|Main backers of corporate-style school reform, Duncan, Rhee & Gates.|
Today’s court decision is a mandate to fix these problems. -- Arne DuncanArne Duncan's support for the anti-teacher Vergara decision in California, describing it as a "mandate" and an "opportunity" was even too much for teacher/historian John Thompson, who's not a line-in-the-sands guy. But in his latest post on Huffington, he joins the chorus of the those calling on Obama to dump Duncan.

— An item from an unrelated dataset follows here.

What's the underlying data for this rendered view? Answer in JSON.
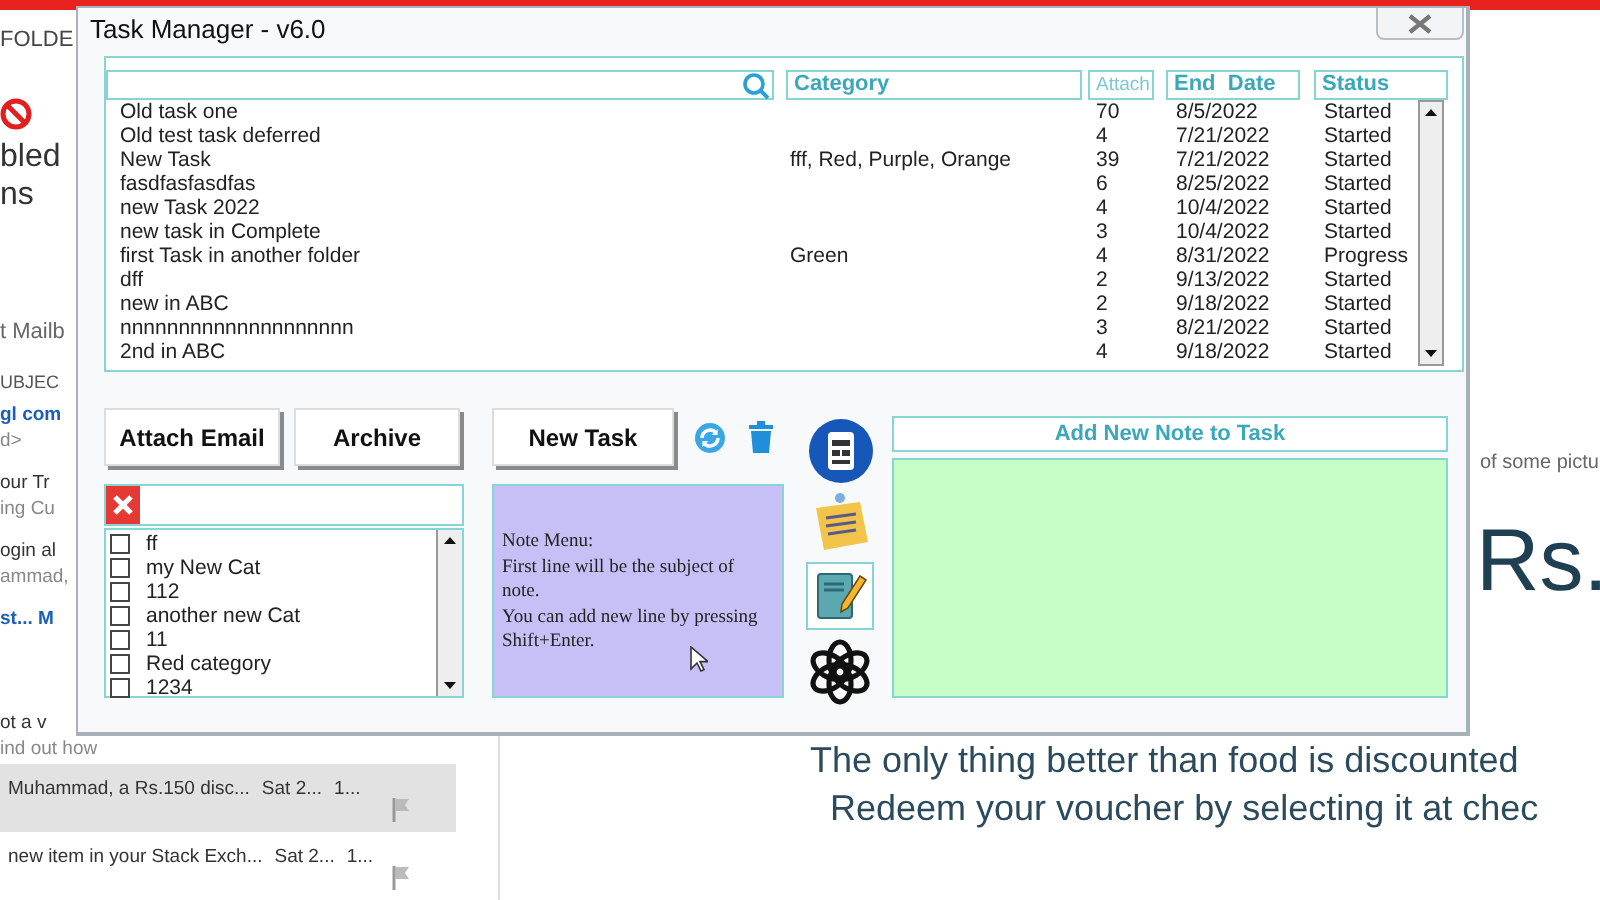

He is supposed to be a cabinet secretary, not the head of a brass-knuckled, anti-teacher interest group. And, yet, Duncan now endorses Vergara. His gratuitous announcement in support of the case is comparable to applauding a dirty foul that hurts a player. In doing so he shows his true colors. Duncan, I believe, has always been an awful Secretary of Education. But, now, he is clearly unfit for that position.The CTU issued a strong public statement denouncing Judge Treu's decision in the Vergara case.
Omitted from his decision are the impacts of concentrated poverty, intense segregation, skeletal budgets, and so-called “disruptive innovation” that have been at the heart of urban school districts for decades. Scripted curricula, overuse and misuse of standardized testing, school closures and school turnarounds, and the calculated deprivation of resources are the real reasons low-income students of color face discrimination. So-called reformers like David Welch and Arne Duncan push those policies. In other words, the new “reform” status quo has made worse the problem it purports to fix.Here's the usual from the "liberal" New York Times: "Teachers deserve reasonable due process rights and job protections. But..."
WING-NUTS AT BREITBART love it. They call it a "conservative’s dream-come-true victory" over the unions and salute Welch and supporters, "a long-time coalition of educational free-market supporters and privatization philanthropists, including the Gates Foundation, Los Angeles billionaire Eli Broad and Walmart’s Walton Family Foundation" for the victory.
Welch was unique when he founded Students Matter as a non-profit to fund the multi-million Vergara v. California suit in 2010, according to an investigation by Capital & Main. He “had virtually no background in education policy or any direct financial stake in the multibillion-dollar, for-profit education and standardized testing industries."With Welch's money, Students Matter was able to hire Theodore B. Olson of Washington, D.C. office of the law firm of Gibson, Dunn & Crutcher as lead counsel in the Vergara case. Olson was Reagan's Assistant Attorney General and was selected by Time magazine in 2010 as one of the 100 most influential people in the world.
Money talks. Teachers walk.